For iOS and Android, create a new blank Xamarin app project to host the unit test runner. Make sure to give any capabilities/permissions you need in the appropriate manifest.

For WP8, create a new Unit Test Project and then remove the MSTestFramework reference.

Then for all platforms, install/update the xunit.runner.devices package via the GUI or Package Manager Console:
Install-Package xunit.runner.devices

Then look for the .cs.txt, xaml.txt files that are the templates for your platform and copy/paste the contents into the app. Specifically,
– iOS: replace the contents of AppDelegate.cs with AppDelegate.cs.txt
– Android: replace the contents of MainActivity.cs with MainActivity.cs.txt
– WP8: replace the contents of MainPage.xaml.cs with MainPage.xaml.cs.txt and MainPage.xaml with MainPage.xaml.txt

## xUnit Device Runners 1.0 RC3

February 23, 2015 Coding 1 comment , ,

Following the release of xUnit 2.0 RC3, the Xamarin Device Runners have been updated to work with RC3.

One note for Android users: due to a dependence on Xamarin Forms, your runner app project needs to use API level 21 as its target and SDK. You can target down to API level 15 if you wish. You can also reference other MonoAndroid or Portable Class Libraries if you want to keep your unit tests at a different API level. You also might need to specify a default theme on some devices to workaround a different Xamarin Forms bug. Please see the updated MainActivity.cs.txt for the specifics.

### Wait, what happened to RC2?

If you blinked, you missed it. RC2 of the Device Runners came out Saturday. With xUnit RC3 being a quick update from RC2, it’s best to skip to the latest.

As always, if you run into any issues, feel free to reach out to @onovotny on Twitter or post an issue on GitHub.

### Getting Started

RC3 is available on NuGet and on GitHub.

For iOS and Android, create a new blank Xamarin app project to host the unit test runner. Make sure to give any capabilities/permissions you need in the appropriate manifest.

For WP8, create a new Unit Test Project and then remove the MSTestFramework reference.

Then for all platforms, install/update the xUnit.Runner.Xamarin package via the GUI or Package Manager Console:
Install-Package xunit.runner.xamarin -Pre

Then look for the .cs.txt, xaml.txt files that are the templates for your platform and copy/paste the contents into the app. Specifically,
– iOS: replace the contents of AppDelegate.cs with AppDelegate.cs.txt
– Android: replace the contents of MainActivity.cs with MainActivity.cs.txt
– WP8: replace the contents of MainPage.xaml.cs with MainPage.xaml.cs.txt and MainPage.xaml with MainPage.xaml.txt

## Announcing: xUnit Device Runner RC1

January 31, 2015 Coding 1 comment , , , ,

# xUnit Device Runner 1.0 RC1

I’m pleased to announce the release of the xUnit Device Runners Release Candidate 1. This release adds support for the Xamarin.iOS Unified profile, required for all new iOS applications now and updates starting in July.

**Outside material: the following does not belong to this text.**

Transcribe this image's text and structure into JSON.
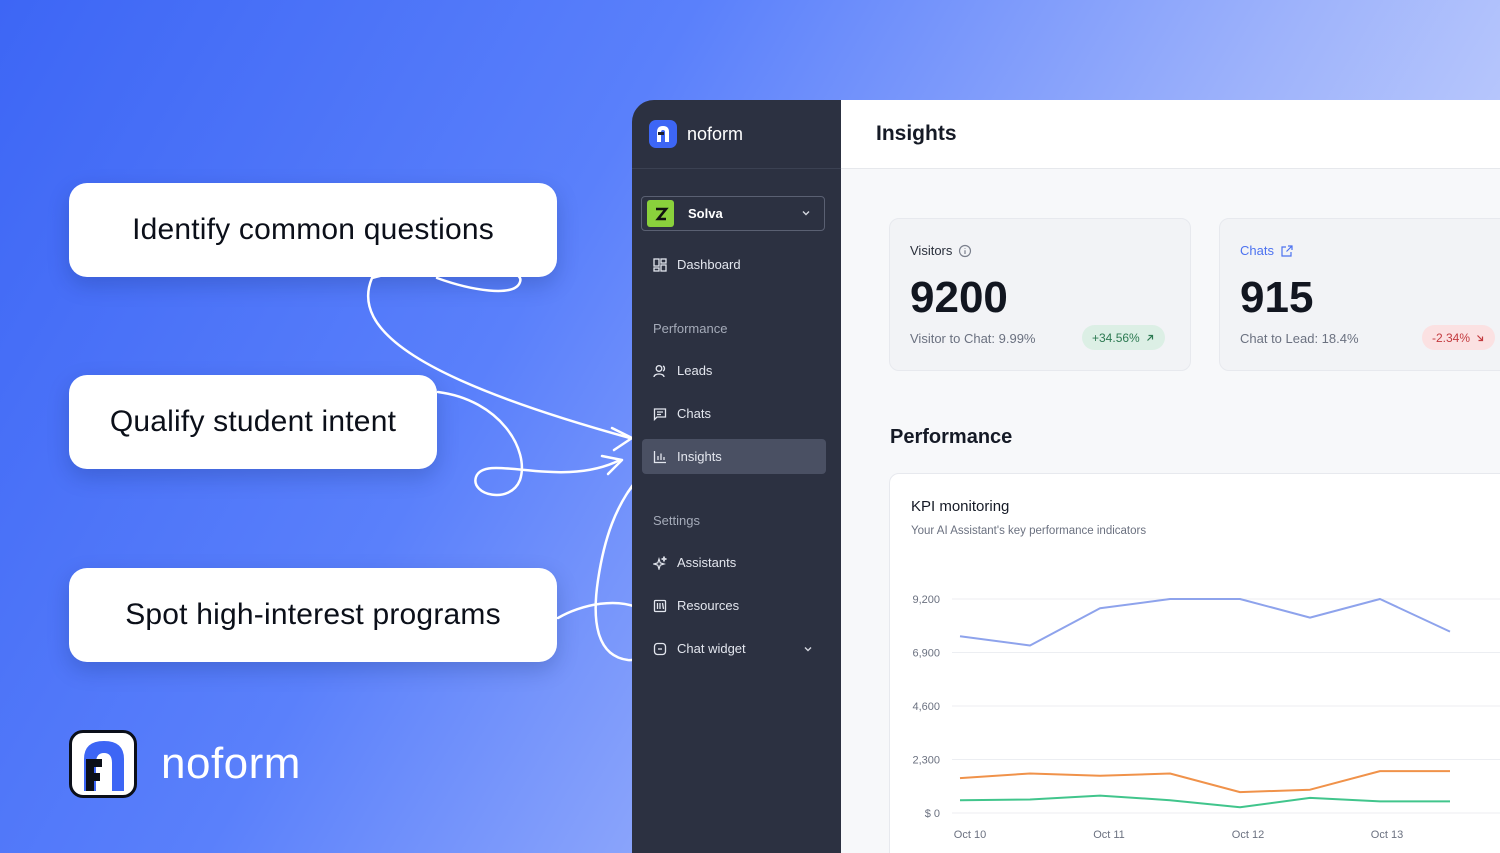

Other notable enhancements include a filter for searching test cases by name and status (pass/fail/not run).

To get started, please see the following posts:

If you run into any issues, please file a report in the issue tracker.